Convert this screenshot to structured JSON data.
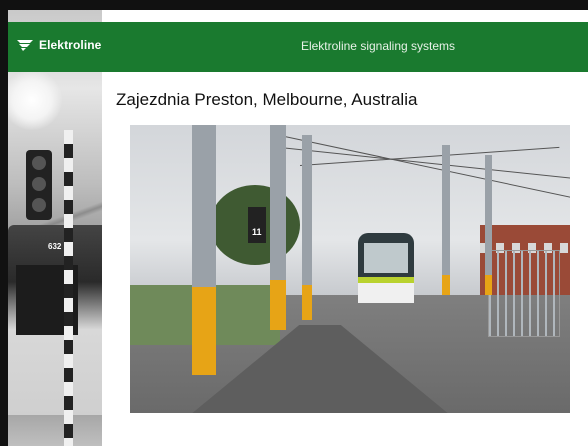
{
  "header": {
    "brand_name": "Elektroline",
    "title": "Elektroline signaling systems"
  },
  "slide": {
    "subtitle": "Zajezdnia Preston, Melbourne, Australia"
  },
  "photo": {
    "signal_number": "11",
    "tram_number": "632"
  },
  "colors": {
    "header_green": "#1a7a2f",
    "pole_yellow": "#e7a416"
  }
}
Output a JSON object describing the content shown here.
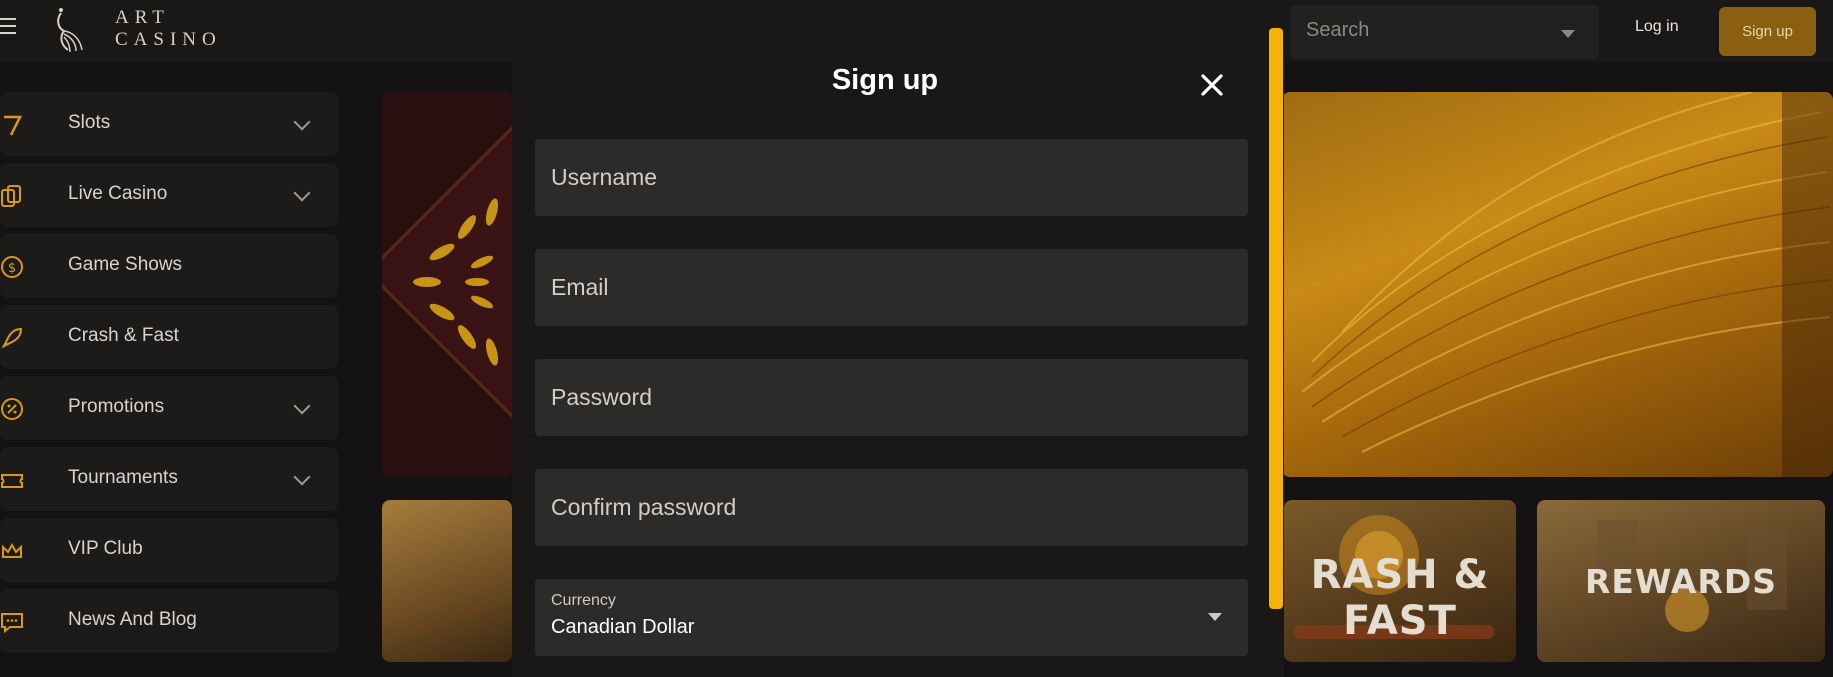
{
  "header": {
    "logo_line1": "ART",
    "logo_line2": "CASINO",
    "search_placeholder": "Search",
    "login_label": "Log in",
    "signup_label": "Sign up"
  },
  "sidebar": {
    "items": [
      {
        "label": "Slots",
        "icon": "slot-seven-icon",
        "expandable": true
      },
      {
        "label": "Live Casino",
        "icon": "cards-icon",
        "expandable": true
      },
      {
        "label": "Game Shows",
        "icon": "coin-icon",
        "expandable": false
      },
      {
        "label": "Crash & Fast",
        "icon": "rocket-icon",
        "expandable": false
      },
      {
        "label": "Promotions",
        "icon": "percent-icon",
        "expandable": true
      },
      {
        "label": "Tournaments",
        "icon": "ticket-icon",
        "expandable": true
      },
      {
        "label": "VIP Club",
        "icon": "crown-icon",
        "expandable": false
      },
      {
        "label": "News And Blog",
        "icon": "chat-icon",
        "expandable": false
      }
    ]
  },
  "main": {
    "cards": [
      {
        "label": "RASH & FAST"
      },
      {
        "label": "REWARDS"
      }
    ]
  },
  "modal": {
    "title": "Sign up",
    "fields": {
      "username_placeholder": "Username",
      "email_placeholder": "Email",
      "password_placeholder": "Password",
      "confirm_placeholder": "Confirm password"
    },
    "currency": {
      "label": "Currency",
      "value": "Canadian Dollar"
    }
  },
  "colors": {
    "accent": "#f5b207",
    "signup_button": "#8a5f0f",
    "icon_gold": "#d89a14",
    "background": "#141212"
  }
}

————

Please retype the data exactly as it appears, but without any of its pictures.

**Reply:**
Convert this screenshot to structured JSON data.
{
  "header": {
    "brand_name": "Elektroline",
    "title": "Elektroline signaling systems"
  },
  "slide": {
    "subtitle": "Zajezdnia Preston, Melbourne, Australia"
  },
  "photo": {
    "signal_number": "11",
    "tram_number": "632"
  },
  "colors": {
    "header_green": "#1a7a2f",
    "pole_yellow": "#e7a416"
  }
}
Output a JSON object describing the content shown here.
{
  "header": {
    "logo_line1": "ART",
    "logo_line2": "CASINO",
    "search_placeholder": "Search",
    "login_label": "Log in",
    "signup_label": "Sign up"
  },
  "sidebar": {
    "items": [
      {
        "label": "Slots",
        "icon": "slot-seven-icon",
        "expandable": true
      },
      {
        "label": "Live Casino",
        "icon": "cards-icon",
        "expandable": true
      },
      {
        "label": "Game Shows",
        "icon": "coin-icon",
        "expandable": false
      },
      {
        "label": "Crash & Fast",
        "icon": "rocket-icon",
        "expandable": false
      },
      {
        "label": "Promotions",
        "icon": "percent-icon",
        "expandable": true
      },
      {
        "label": "Tournaments",
        "icon": "ticket-icon",
        "expandable": true
      },
      {
        "label": "VIP Club",
        "icon": "crown-icon",
        "expandable": false
      },
      {
        "label": "News And Blog",
        "icon": "chat-icon",
        "expandable": false
      }
    ]
  },
  "main": {
    "cards": [
      {
        "label": "RASH & FAST"
      },
      {
        "label": "REWARDS"
      }
    ]
  },
  "modal": {
    "title": "Sign up",
    "fields": {
      "username_placeholder": "Username",
      "email_placeholder": "Email",
      "password_placeholder": "Password",
      "confirm_placeholder": "Confirm password"
    },
    "currency": {
      "label": "Currency",
      "value": "Canadian Dollar"
    }
  },
  "colors": {
    "accent": "#f5b207",
    "signup_button": "#8a5f0f",
    "icon_gold": "#d89a14",
    "background": "#141212"
  }
}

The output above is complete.